This multimedia case explores the history of the Caño Martín Peña CLT and the social, political and environmental challenges it has faced through video interviews with residents, community activists and local politicians (including the Mayor of San Juan), as well as compelling footage of the densely populated neighborhood and the floods that regularly hit the area.

Learning Objective:
This case offers rich material for thinking about the most appropriate scale and means for addressing a range of complex socio-economic and environmental urban challenges, such as community empowerment, affordable housing, urban planning, gentrification and water pollution. Pundits and politicians across the globe overwhelmingly view the everyday operation of the private market, coupled with some degree of local and state action, as offering the best way forward in tackling these thorny, complex issues. The Caño Martín Peña community land trust provides students with an opportunity to critically assess an alternative solution -- namely, collectivizing land ownership at the small scale of a neighborhood and rebalancing decision-making power away from city and state authorities as well as private developers to the communities that make the neighborhood their home. Using this case, students can analyze the strengths and weaknesses of the CLT model and consider how effective and sustainable it might be in different contexts.

In 2016, the Caño Martín Peña was awarded the United Nations World Habitat Award, which recognizes “innovative and replicable initiatives” that address issues affecting human settlements.

Other Details

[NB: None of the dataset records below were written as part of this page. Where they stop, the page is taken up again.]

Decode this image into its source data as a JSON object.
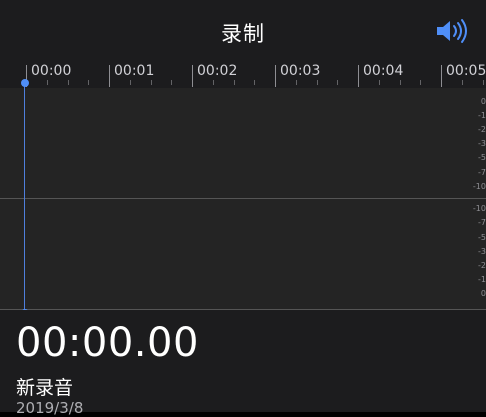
{
  "header": {
    "title": "录制",
    "speaker_icon": "speaker-volume-icon",
    "accent_color": "#4f8ef7"
  },
  "timeline": {
    "ticks": [
      "00:00",
      "00:01",
      "00:02",
      "00:03",
      "00:04",
      "00:05"
    ]
  },
  "waveform": {
    "db_scale_top": [
      "0",
      "-1",
      "-2",
      "-3",
      "-5",
      "-7",
      "-10"
    ],
    "db_scale_bottom": [
      "-10",
      "-7",
      "-5",
      "-3",
      "-2",
      "-1",
      "0"
    ]
  },
  "recording": {
    "elapsed": "00:00.00",
    "name": "新录音",
    "date": "2019/3/8"
  }
}
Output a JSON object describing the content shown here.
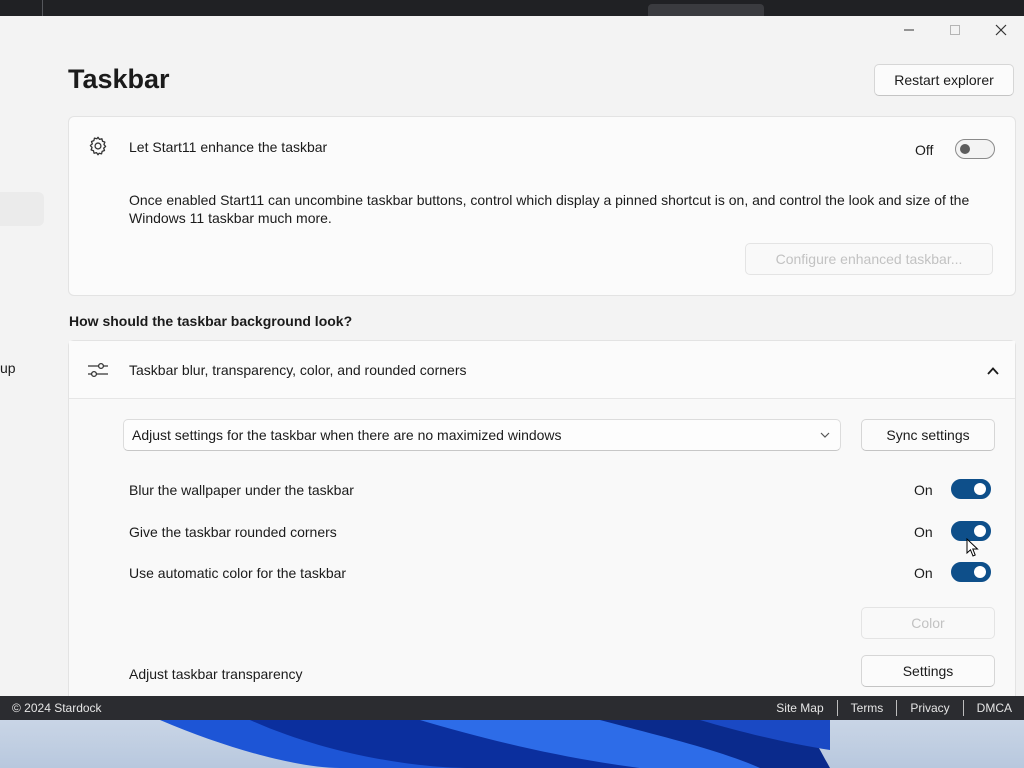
{
  "window": {
    "controls": {
      "minimize": "—",
      "maximize": "☐",
      "close": "✕"
    }
  },
  "sidebar": {
    "partial_label": "up"
  },
  "page": {
    "title": "Taskbar",
    "restart_button": "Restart explorer"
  },
  "enhance_card": {
    "icon": "gear-icon",
    "label": "Let Start11 enhance the taskbar",
    "state": "Off",
    "description": "Once enabled Start11 can uncombine taskbar buttons, control which display a pinned shortcut is on, and control the look and size of the Windows 11 taskbar much more.",
    "configure_button": "Configure enhanced taskbar..."
  },
  "background_section": {
    "question": "How should the taskbar background look?",
    "header_icon": "sliders-icon",
    "header_label": "Taskbar blur, transparency, color, and rounded corners",
    "collapse_icon": "chevron-up-icon",
    "select_value": "Adjust settings for the taskbar when there are no maximized windows",
    "sync_button": "Sync settings",
    "rows": [
      {
        "label": "Blur the wallpaper under the taskbar",
        "state": "On"
      },
      {
        "label": "Give the taskbar rounded corners",
        "state": "On"
      },
      {
        "label": "Use automatic color for the taskbar",
        "state": "On"
      }
    ],
    "color_button": "Color",
    "transparency_label": "Adjust taskbar transparency",
    "settings_button": "Settings"
  },
  "footer": {
    "copyright": "© 2024 Stardock",
    "links": [
      "Site Map",
      "Terms",
      "Privacy",
      "DMCA"
    ]
  },
  "colors": {
    "accent": "#0e4f8a",
    "footer_bg": "#2b2c30",
    "window_bg": "#f3f3f3"
  }
}
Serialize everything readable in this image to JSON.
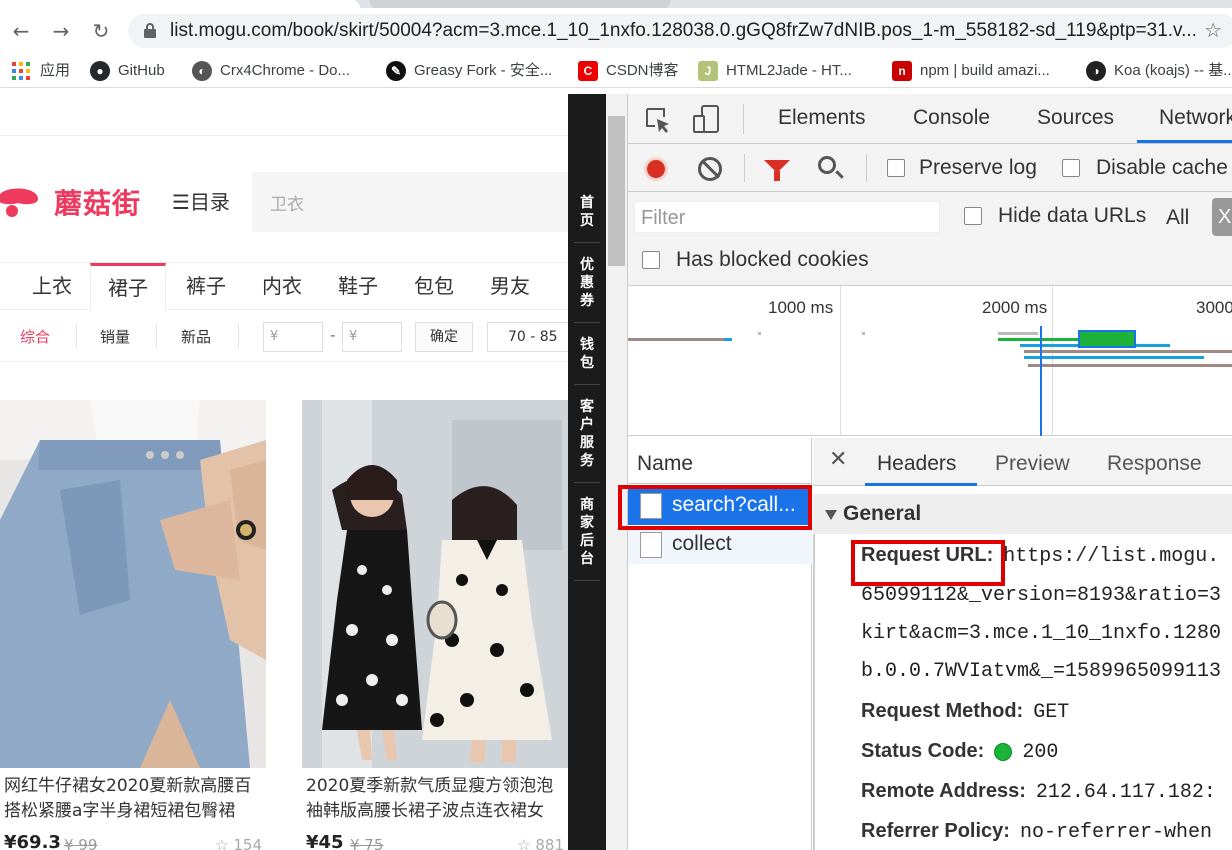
{
  "browser": {
    "url": "list.mogu.com/book/skirt/50004?acm=3.mce.1_10_1nxfo.128038.0.gGQ8frZw7dNIB.pos_1-m_558182-sd_119&ptp=31.v...",
    "bookmarks": [
      {
        "label": "应用",
        "icon": "apps-grid-icon"
      },
      {
        "label": "GitHub",
        "icon": "github-icon"
      },
      {
        "label": "Crx4Chrome - Do...",
        "icon": "crx4chrome-icon"
      },
      {
        "label": "Greasy Fork - 安全...",
        "icon": "greasyfork-icon"
      },
      {
        "label": "CSDN博客",
        "icon": "csdn-icon"
      },
      {
        "label": "HTML2Jade - HT...",
        "icon": "html2jade-icon"
      },
      {
        "label": "npm | build amazi...",
        "icon": "npm-icon"
      },
      {
        "label": "Koa (koajs) -- 基...",
        "icon": "koa-icon"
      }
    ]
  },
  "page": {
    "logo_text": "蘑菇街",
    "menu_label": "目录",
    "search_placeholder": "卫衣",
    "categories": [
      "上衣",
      "裙子",
      "裤子",
      "内衣",
      "鞋子",
      "包包",
      "男友"
    ],
    "filters": {
      "sort_comprehensive": "综合",
      "sort_sales": "销量",
      "sort_new": "新品",
      "price_min_placeholder": "¥",
      "price_max_placeholder": "¥",
      "dash": "-",
      "confirm": "确定",
      "range": "70 - 85"
    },
    "products": [
      {
        "title": "网红牛仔裙女2020夏新款高腰百搭松紧腰a字半身裙短裙包臀裙",
        "price": "¥69.3",
        "orig": "¥ 99",
        "fav": "154"
      },
      {
        "title": "2020夏季新款气质显瘦方领泡泡袖韩版高腰长裙子波点连衣裙女",
        "price": "¥45",
        "orig": "¥ 75",
        "fav": "881"
      }
    ],
    "sidebar": [
      "首页",
      "优惠券",
      "钱包",
      "客户服务",
      "商家后台"
    ]
  },
  "devtools": {
    "tabs": [
      "Elements",
      "Console",
      "Sources",
      "Network"
    ],
    "toolbar": {
      "preserve_log": "Preserve log",
      "disable_cache": "Disable cache"
    },
    "filter_placeholder": "Filter",
    "hide_data_urls": "Hide data URLs",
    "all_label": "All",
    "xhr_chip": "X",
    "has_blocked_cookies": "Has blocked cookies",
    "overview_ticks": [
      "1000 ms",
      "2000 ms",
      "3000"
    ],
    "name_header": "Name",
    "requests": [
      "search?call...",
      "collect"
    ],
    "detail_tabs": [
      "Headers",
      "Preview",
      "Response"
    ],
    "general_label": "General",
    "request_url_key": "Request URL:",
    "request_url_lines": [
      "https://list.mogu.",
      "65099112&_version=8193&ratio=3",
      "kirt&acm=3.mce.1_10_1nxfo.1280",
      "b.0.0.7WVIatvm&_=1589965099113"
    ],
    "method_key": "Request Method:",
    "method_val": "GET",
    "status_key": "Status Code:",
    "status_val": "200",
    "remote_key": "Remote Address:",
    "remote_val": "212.64.117.182:",
    "referrer_key": "Referrer Policy:",
    "referrer_val": "no-referrer-when"
  },
  "colors": {
    "brand": "#ee3a5e",
    "highlight": "#e00000",
    "selection": "#1a73e8",
    "status_ok": "#1db33b"
  }
}
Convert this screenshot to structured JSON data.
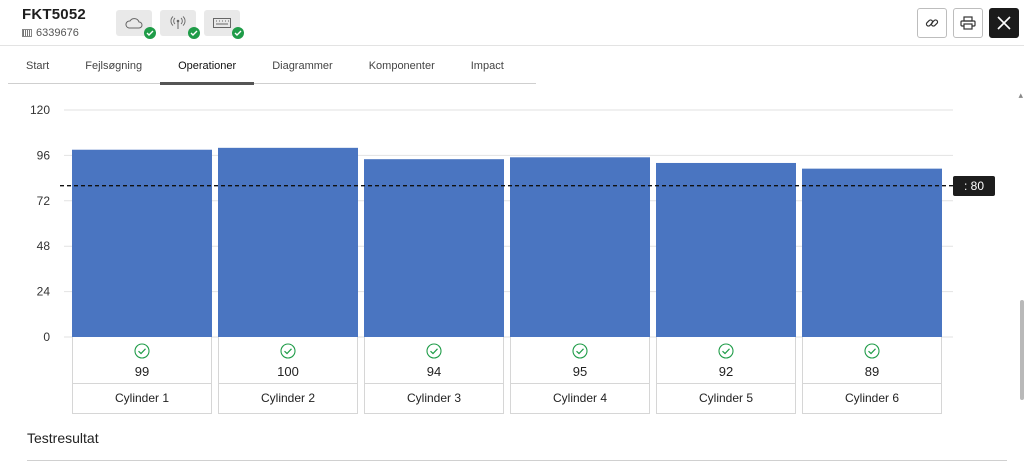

Video Producer/Multimedia Developer:
Patricia Garcia-Rios
Faculty Lead:
Quinton Mayne
Pages (incl. exhibits):
Puerto Rico
Funding Source:
Joseph B. Tompkins, Jr. Fund for Case Study and Research